* **RECORDS TO USE**:

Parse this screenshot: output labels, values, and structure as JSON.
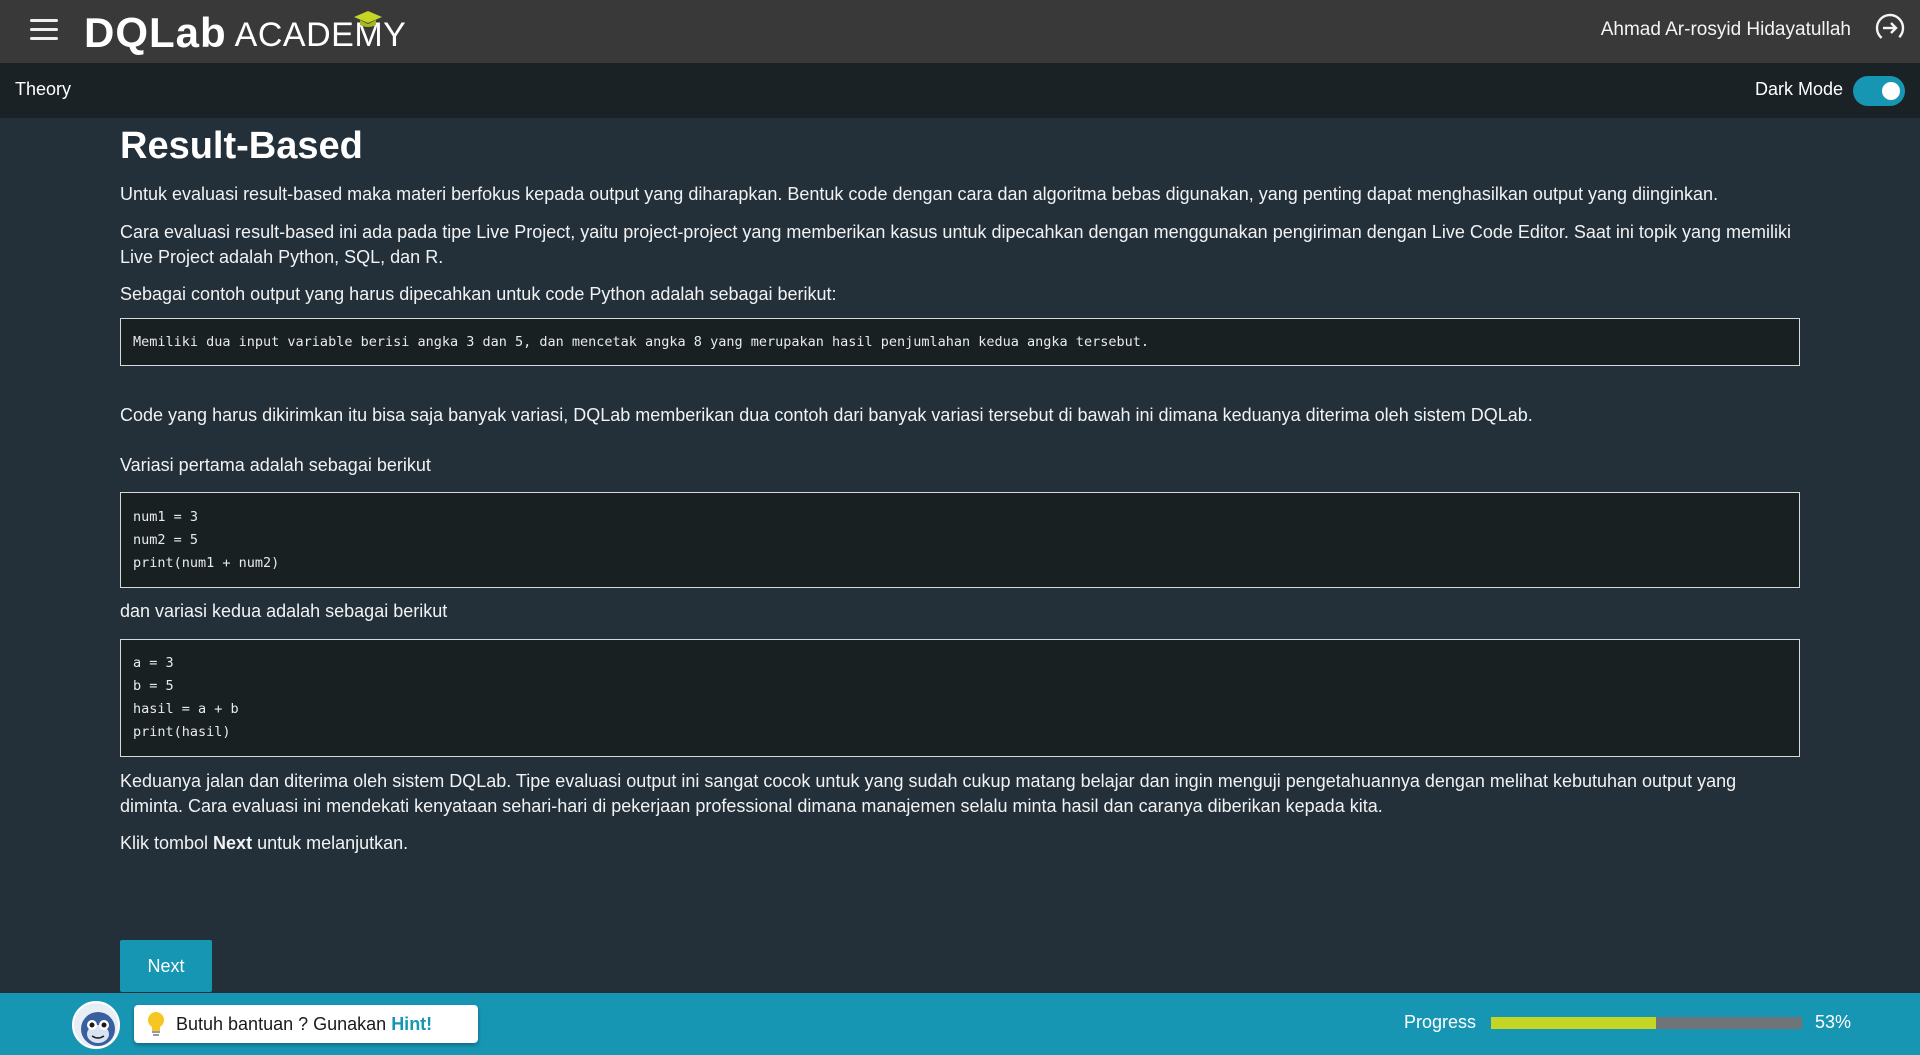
{
  "header": {
    "logo_main": "DQLab",
    "logo_sub": "ACADEMY",
    "user_name": "Ahmad Ar-rosyid Hidayatullah"
  },
  "subheader": {
    "title": "Theory",
    "dark_mode_label": "Dark Mode",
    "dark_mode_on": true
  },
  "content": {
    "title": "Result-Based",
    "p1": "Untuk evaluasi result-based maka materi berfokus kepada output yang diharapkan. Bentuk code dengan cara dan algoritma bebas digunakan, yang penting dapat menghasilkan output yang diinginkan.",
    "p2": "Cara evaluasi result-based ini ada pada tipe Live Project, yaitu project-project yang memberikan kasus untuk dipecahkan dengan menggunakan pengiriman dengan Live Code Editor. Saat ini topik yang memiliki Live Project adalah Python, SQL, dan R.",
    "p3": "Sebagai contoh output yang harus dipecahkan untuk code Python adalah sebagai berikut:",
    "code_task": "Memiliki dua input variable berisi angka 3 dan 5, dan mencetak angka 8 yang merupakan hasil penjumlahan kedua angka tersebut.",
    "p4": "Code yang harus dikirimkan itu bisa saja banyak variasi, DQLab memberikan dua contoh dari banyak variasi tersebut di bawah ini dimana keduanya diterima oleh sistem DQLab.",
    "p5": "Variasi pertama adalah sebagai berikut",
    "code1": [
      "num1 = 3",
      "num2 = 5",
      "print(num1 + num2)"
    ],
    "p6": "dan variasi kedua adalah sebagai berikut",
    "code2": [
      "a = 3",
      "b = 5",
      "hasil = a + b",
      "print(hasil)"
    ],
    "p7": "Keduanya jalan dan diterima oleh sistem DQLab. Tipe evaluasi output ini sangat cocok untuk yang sudah cukup matang belajar dan ingin menguji pengetahuannya dengan melihat kebutuhan output yang diminta. Cara evaluasi ini mendekati kenyataan sehari-hari di pekerjaan professional dimana manajemen selalu minta hasil dan caranya diberikan kepada kita.",
    "p8_before": "Klik tombol ",
    "p8_bold": "Next",
    "p8_after": " untuk melanjutkan."
  },
  "next_button": "Next",
  "footer": {
    "hint_text": "Butuh bantuan ? Gunakan",
    "hint_link": "Hint!",
    "progress_label": "Progress",
    "progress_value": 53,
    "progress_text": "53%"
  },
  "colors": {
    "accent": "#1796b4",
    "progress_fill": "#c5d524",
    "background": "#243039"
  },
  "icons": [
    "hamburger-icon",
    "logout-icon",
    "lightbulb-icon",
    "mascot-avatar",
    "graduation-cap-icon"
  ]
}
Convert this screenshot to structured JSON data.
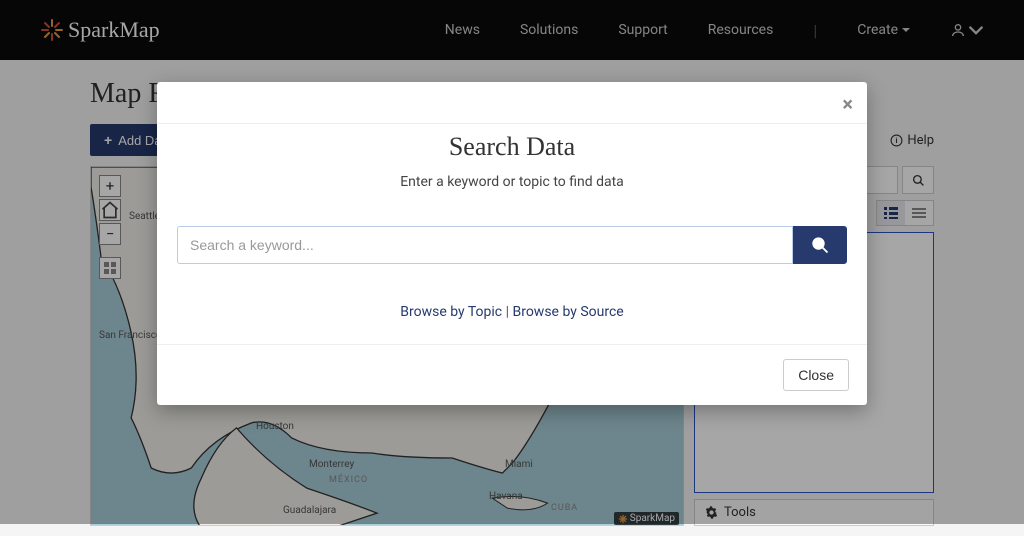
{
  "brand": "SparkMap",
  "nav": {
    "items": [
      "News",
      "Solutions",
      "Support",
      "Resources",
      "Create"
    ]
  },
  "page": {
    "title": "Map Room",
    "add_data_label": "Add Data",
    "help_label": "Help"
  },
  "side": {
    "tools_label": "Tools"
  },
  "map": {
    "attribution": "SparkMap",
    "cities": [
      "Seattle",
      "San Francisco",
      "Houston",
      "Monterrey",
      "MÉXICO",
      "Guadalajara",
      "Havana",
      "Miami",
      "CUBA"
    ]
  },
  "modal": {
    "title": "Search Data",
    "subtitle": "Enter a keyword or topic to find data",
    "placeholder": "Search a keyword...",
    "browse_topic": "Browse by Topic",
    "browse_source": "Browse by Source",
    "separator": " | ",
    "close_label": "Close"
  }
}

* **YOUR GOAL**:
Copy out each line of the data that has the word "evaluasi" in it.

* **SOLUTION TO THE PROBLEM**:
    "p1": "Untuk evaluasi result-based maka materi berfokus kepada output yang diharapkan. Bentuk code dengan cara dan algoritma bebas digunakan, yang penting dapat menghasilkan output yang diinginkan.",
    "p2": "Cara evaluasi result-based ini ada pada tipe Live Project, yaitu project-project yang memberikan kasus untuk dipecahkan dengan menggunakan pengiriman dengan Live Code Editor. Saat ini topik yang memiliki Live Project adalah Python, SQL, dan R.",
    "p7": "Keduanya jalan dan diterima oleh sistem DQLab. Tipe evaluasi output ini sangat cocok untuk yang sudah cukup matang belajar dan ingin menguji pengetahuannya dengan melihat kebutuhan output yang diminta. Cara evaluasi ini mendekati kenyataan sehari-hari di pekerjaan professional dimana manajemen selalu minta hasil dan caranya diberikan kepada kita.",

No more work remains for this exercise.